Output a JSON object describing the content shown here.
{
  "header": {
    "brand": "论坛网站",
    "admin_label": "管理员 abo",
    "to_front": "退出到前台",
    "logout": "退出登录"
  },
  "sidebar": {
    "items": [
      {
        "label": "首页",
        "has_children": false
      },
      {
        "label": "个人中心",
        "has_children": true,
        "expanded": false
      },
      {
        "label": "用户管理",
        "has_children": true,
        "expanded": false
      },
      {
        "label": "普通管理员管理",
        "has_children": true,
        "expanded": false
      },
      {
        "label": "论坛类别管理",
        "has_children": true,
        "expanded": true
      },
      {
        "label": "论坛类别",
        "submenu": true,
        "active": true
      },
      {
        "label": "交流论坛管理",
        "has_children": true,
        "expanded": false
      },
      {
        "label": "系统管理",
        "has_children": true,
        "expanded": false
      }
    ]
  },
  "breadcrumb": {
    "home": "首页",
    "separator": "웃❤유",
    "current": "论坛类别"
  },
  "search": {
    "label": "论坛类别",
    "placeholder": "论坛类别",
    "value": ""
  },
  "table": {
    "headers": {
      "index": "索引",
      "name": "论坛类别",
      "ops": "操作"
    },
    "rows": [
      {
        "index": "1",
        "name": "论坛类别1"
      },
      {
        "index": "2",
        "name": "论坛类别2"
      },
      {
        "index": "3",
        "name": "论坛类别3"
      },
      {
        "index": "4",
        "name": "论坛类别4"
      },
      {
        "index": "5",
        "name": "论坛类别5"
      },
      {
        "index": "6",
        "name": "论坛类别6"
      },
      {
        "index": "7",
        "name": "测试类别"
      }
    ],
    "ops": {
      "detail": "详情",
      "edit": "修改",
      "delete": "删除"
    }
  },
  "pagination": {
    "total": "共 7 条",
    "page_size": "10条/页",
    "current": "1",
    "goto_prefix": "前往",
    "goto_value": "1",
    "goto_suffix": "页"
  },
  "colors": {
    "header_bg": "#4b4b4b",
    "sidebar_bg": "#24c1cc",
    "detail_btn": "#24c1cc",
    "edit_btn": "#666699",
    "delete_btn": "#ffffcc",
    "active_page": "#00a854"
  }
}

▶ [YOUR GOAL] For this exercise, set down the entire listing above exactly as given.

▶ [EXPECTED ANSWER]
Output a JSON object describing the content shown here.
{
  "header": {
    "brand": "论坛网站",
    "admin_label": "管理员 abo",
    "to_front": "退出到前台",
    "logout": "退出登录"
  },
  "sidebar": {
    "items": [
      {
        "label": "首页",
        "has_children": false
      },
      {
        "label": "个人中心",
        "has_children": true,
        "expanded": false
      },
      {
        "label": "用户管理",
        "has_children": true,
        "expanded": false
      },
      {
        "label": "普通管理员管理",
        "has_children": true,
        "expanded": false
      },
      {
        "label": "论坛类别管理",
        "has_children": true,
        "expanded": true
      },
      {
        "label": "论坛类别",
        "submenu": true,
        "active": true
      },
      {
        "label": "交流论坛管理",
        "has_children": true,
        "expanded": false
      },
      {
        "label": "系统管理",
        "has_children": true,
        "expanded": false
      }
    ]
  },
  "breadcrumb": {
    "home": "首页",
    "separator": "웃❤유",
    "current": "论坛类别"
  },
  "search": {
    "label": "论坛类别",
    "placeholder": "论坛类别",
    "value": ""
  },
  "table": {
    "headers": {
      "index": "索引",
      "name": "论坛类别",
      "ops": "操作"
    },
    "rows": [
      {
        "index": "1",
        "name": "论坛类别1"
      },
      {
        "index": "2",
        "name": "论坛类别2"
      },
      {
        "index": "3",
        "name": "论坛类别3"
      },
      {
        "index": "4",
        "name": "论坛类别4"
      },
      {
        "index": "5",
        "name": "论坛类别5"
      },
      {
        "index": "6",
        "name": "论坛类别6"
      },
      {
        "index": "7",
        "name": "测试类别"
      }
    ],
    "ops": {
      "detail": "详情",
      "edit": "修改",
      "delete": "删除"
    }
  },
  "pagination": {
    "total": "共 7 条",
    "page_size": "10条/页",
    "current": "1",
    "goto_prefix": "前往",
    "goto_value": "1",
    "goto_suffix": "页"
  },
  "colors": {
    "header_bg": "#4b4b4b",
    "sidebar_bg": "#24c1cc",
    "detail_btn": "#24c1cc",
    "edit_btn": "#666699",
    "delete_btn": "#ffffcc",
    "active_page": "#00a854"
  }
}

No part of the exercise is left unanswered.